The Ministry has just released a Research and Science Information Standard, which will help make sure the best available information is used for fisheries management decisions.
The Observer Services Strategy Review project has delivered a number of benefits since it was re-scoped in 2010.
The project was a collaborative review involving industry, the Ministry, the Department of Conservation, and environmental non-government organisations.
There were four workstreams - cost-efficiency, process improvement, a standards manual, and future models of service delivery.
These workstreams have been completed and good progress is being made towards implementation. I’m confident there will be opportunities to reduce fishing industry costs, improve efficiency of the Ministry’s service delivery, for government to support the economic development of the fishing industry, and to improve the effectiveness of observers’ contribution to fisheries management.
The Deepwater Observer Optimisation project is about getting the right information at the right time from our fishers; a value proposition to observer coverage.
I’m very pleased to report that the Government is meeting its commitment to taxpayers in general and businesspeople in particular to cut the red tape.
Our commitment remains making the regulatory framework more streamlined, user-friendly and easy to understand.
We can’t compromise environmental protection and the gathering of important management fisheries information in the process though.

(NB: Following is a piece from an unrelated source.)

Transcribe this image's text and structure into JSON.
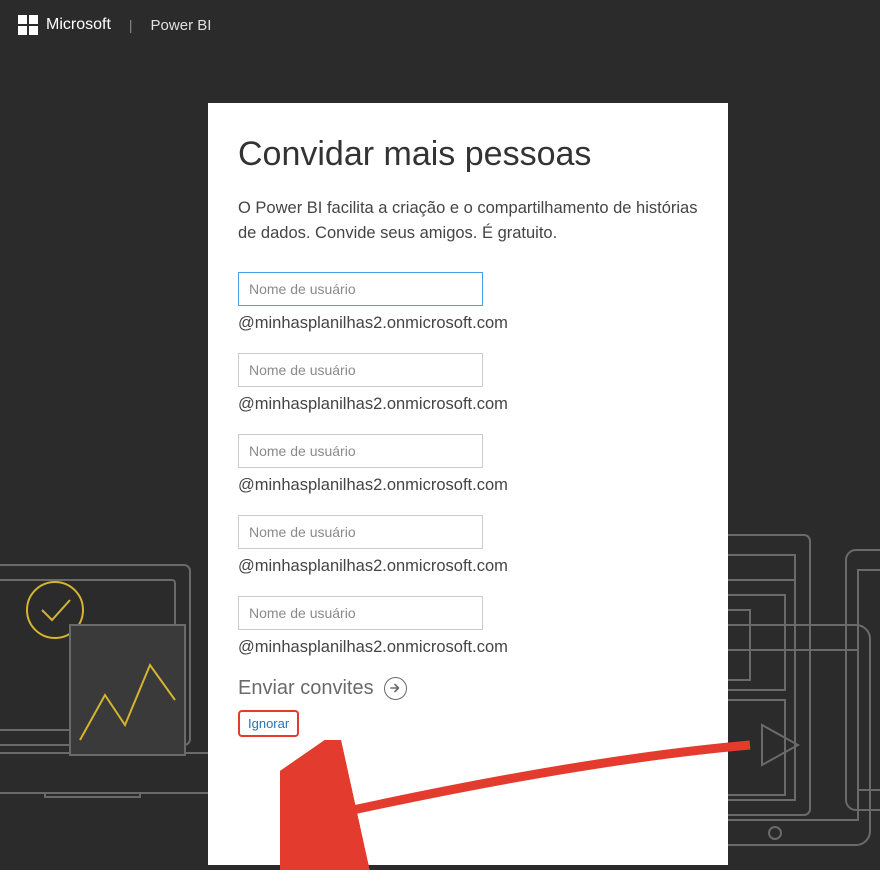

We’re making good progress towards the right balance between less red tape, cost savings – imposing less on you – and sustainable management.

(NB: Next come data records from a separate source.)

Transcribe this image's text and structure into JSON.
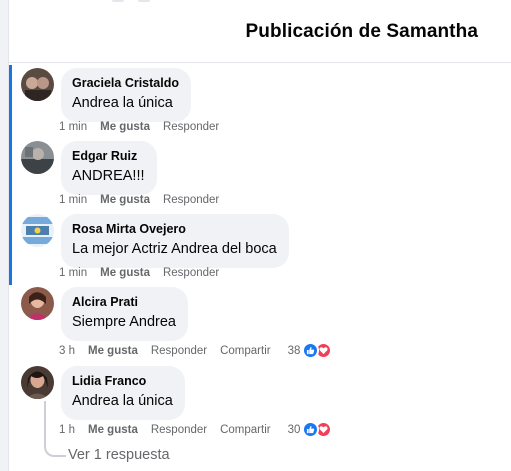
{
  "header": {
    "title": "Publicación de Samantha"
  },
  "colors": {
    "accent": "#1b74e4",
    "like": "#1877f2",
    "love": "#f33e58",
    "bubble": "#f0f2f5",
    "secondary_text": "#65676b"
  },
  "comments": [
    {
      "author": "Graciela Cristaldo",
      "text": "Andrea la única",
      "time": "1 min",
      "like_label": "Me gusta",
      "reply_label": "Responder"
    },
    {
      "author": "Edgar Ruiz",
      "text": "ANDREA!!!",
      "time": "1 min",
      "like_label": "Me gusta",
      "reply_label": "Responder"
    },
    {
      "author": "Rosa Mirta Ovejero",
      "text": "La mejor Actriz Andrea del boca",
      "time": "1 min",
      "like_label": "Me gusta",
      "reply_label": "Responder"
    },
    {
      "author": "Alcira Prati",
      "text": "Siempre Andrea",
      "time": "3 h",
      "like_label": "Me gusta",
      "reply_label": "Responder",
      "share_label": "Compartir",
      "reaction_count": "38",
      "reactions": [
        "like-icon",
        "love-icon"
      ]
    },
    {
      "author": "Lidia Franco",
      "text": "Andrea la única",
      "time": "1 h",
      "like_label": "Me gusta",
      "reply_label": "Responder",
      "share_label": "Compartir",
      "reaction_count": "30",
      "reactions": [
        "like-icon",
        "love-icon"
      ],
      "replies_label": "Ver 1 respuesta"
    }
  ]
}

Recently we announced the removal of a grand total of 176 unnecessary regulations from the books. This round it’s out with the 1995-96 Jack Mackerel Quota and the Fisheries (Transitional Provisions) Regulations (No 2) 2001.

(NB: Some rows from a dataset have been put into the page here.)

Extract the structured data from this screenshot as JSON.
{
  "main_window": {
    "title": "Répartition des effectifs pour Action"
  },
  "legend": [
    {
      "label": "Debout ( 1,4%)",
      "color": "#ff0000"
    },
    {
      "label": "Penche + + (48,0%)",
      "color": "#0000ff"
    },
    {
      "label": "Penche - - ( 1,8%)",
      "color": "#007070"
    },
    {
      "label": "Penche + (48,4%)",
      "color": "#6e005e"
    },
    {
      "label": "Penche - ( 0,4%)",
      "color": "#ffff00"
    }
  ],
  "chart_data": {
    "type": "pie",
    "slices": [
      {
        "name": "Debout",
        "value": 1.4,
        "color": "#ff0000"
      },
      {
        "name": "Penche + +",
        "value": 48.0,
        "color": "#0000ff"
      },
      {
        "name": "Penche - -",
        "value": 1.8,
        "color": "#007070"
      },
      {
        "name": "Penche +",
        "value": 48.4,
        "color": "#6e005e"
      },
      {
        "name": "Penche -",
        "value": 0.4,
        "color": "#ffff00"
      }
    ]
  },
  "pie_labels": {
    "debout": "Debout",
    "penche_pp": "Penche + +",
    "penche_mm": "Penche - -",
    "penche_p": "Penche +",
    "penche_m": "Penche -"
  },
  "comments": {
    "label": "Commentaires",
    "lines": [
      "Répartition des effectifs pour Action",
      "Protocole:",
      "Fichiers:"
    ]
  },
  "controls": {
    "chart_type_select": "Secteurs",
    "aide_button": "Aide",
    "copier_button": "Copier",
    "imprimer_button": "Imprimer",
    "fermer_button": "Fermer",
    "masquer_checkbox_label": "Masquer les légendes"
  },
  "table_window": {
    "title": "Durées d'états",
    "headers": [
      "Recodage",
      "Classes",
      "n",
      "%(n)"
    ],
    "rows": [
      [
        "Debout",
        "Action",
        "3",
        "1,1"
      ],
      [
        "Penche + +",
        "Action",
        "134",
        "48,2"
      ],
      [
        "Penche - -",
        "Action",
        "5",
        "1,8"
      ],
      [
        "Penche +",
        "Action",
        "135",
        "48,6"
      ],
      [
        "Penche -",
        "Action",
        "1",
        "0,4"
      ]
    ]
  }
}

Next cab off the rank is progressing a Regulatory Reform Bill to reduce the compliance burden on business. Included in this Bill are two amendments to the Fisheries Act to, for example, ensure a simple process for registration as a “notified user” (people other than a registered operator using a vessel, enabling greater flexibility in commercial fishing from a fishing vessel).
We’re also looking to consolidate the fisheries commercial and amateur regulations to ease the regulatory burden on stakeholders by (among other things) providing for less regulation - revoking 22 sets of regulations and consolidating them into two sets, allowing greater accessibility for users, and helping any substantive reform of the consolidated regulations in future.
Having said that, there’s always going to be a call for rule changes for good reasons.
Since your last meeting we’ve seen catch limit changes for species such as stargazer, rubyfish, scallops, rock lobster, southern blue whiting, hoki, orange roughy and black cardinalfish.
As well as this, bladder kelp and Patagonian toothfish were brought into the QMS and I made my decisions on set netting.
My approach to catch limits is always cautious and responsible. I’ll increase catch limits only when I’m sure it will be sustainable. If the research says a reduction is needed for the sake of sustainability, that’s where I’ll go.
I’m sure that in future I’ll have even better information to base my decisions on.
I wish you well for the rest of your conference. The topics you are discussing are vital to the future of your industry and the New Zealand economy as a whole.
The world in which we operate - just like the business climate - isn’t certain, and there are new challenges facing us all the time.
The opportunities are enormous – we need to take control of the things we can and make maximum advantage of them.
I urge you to grasp every opportunity you can find to add value and build your businesses and the economy - to help give us the future we all want.
I feel as Minister of Fisheries we have traction and the train has left he station with regard to aquaculture and improved deep sea fisheries. In the next term of Government I would like to see the same intense focus on inshore fisheries. I want to better get the balance right for recreational, customary and commercial users. This will mean the same level of intense work that has gone into the aquaculture reforms.
Thank you for your time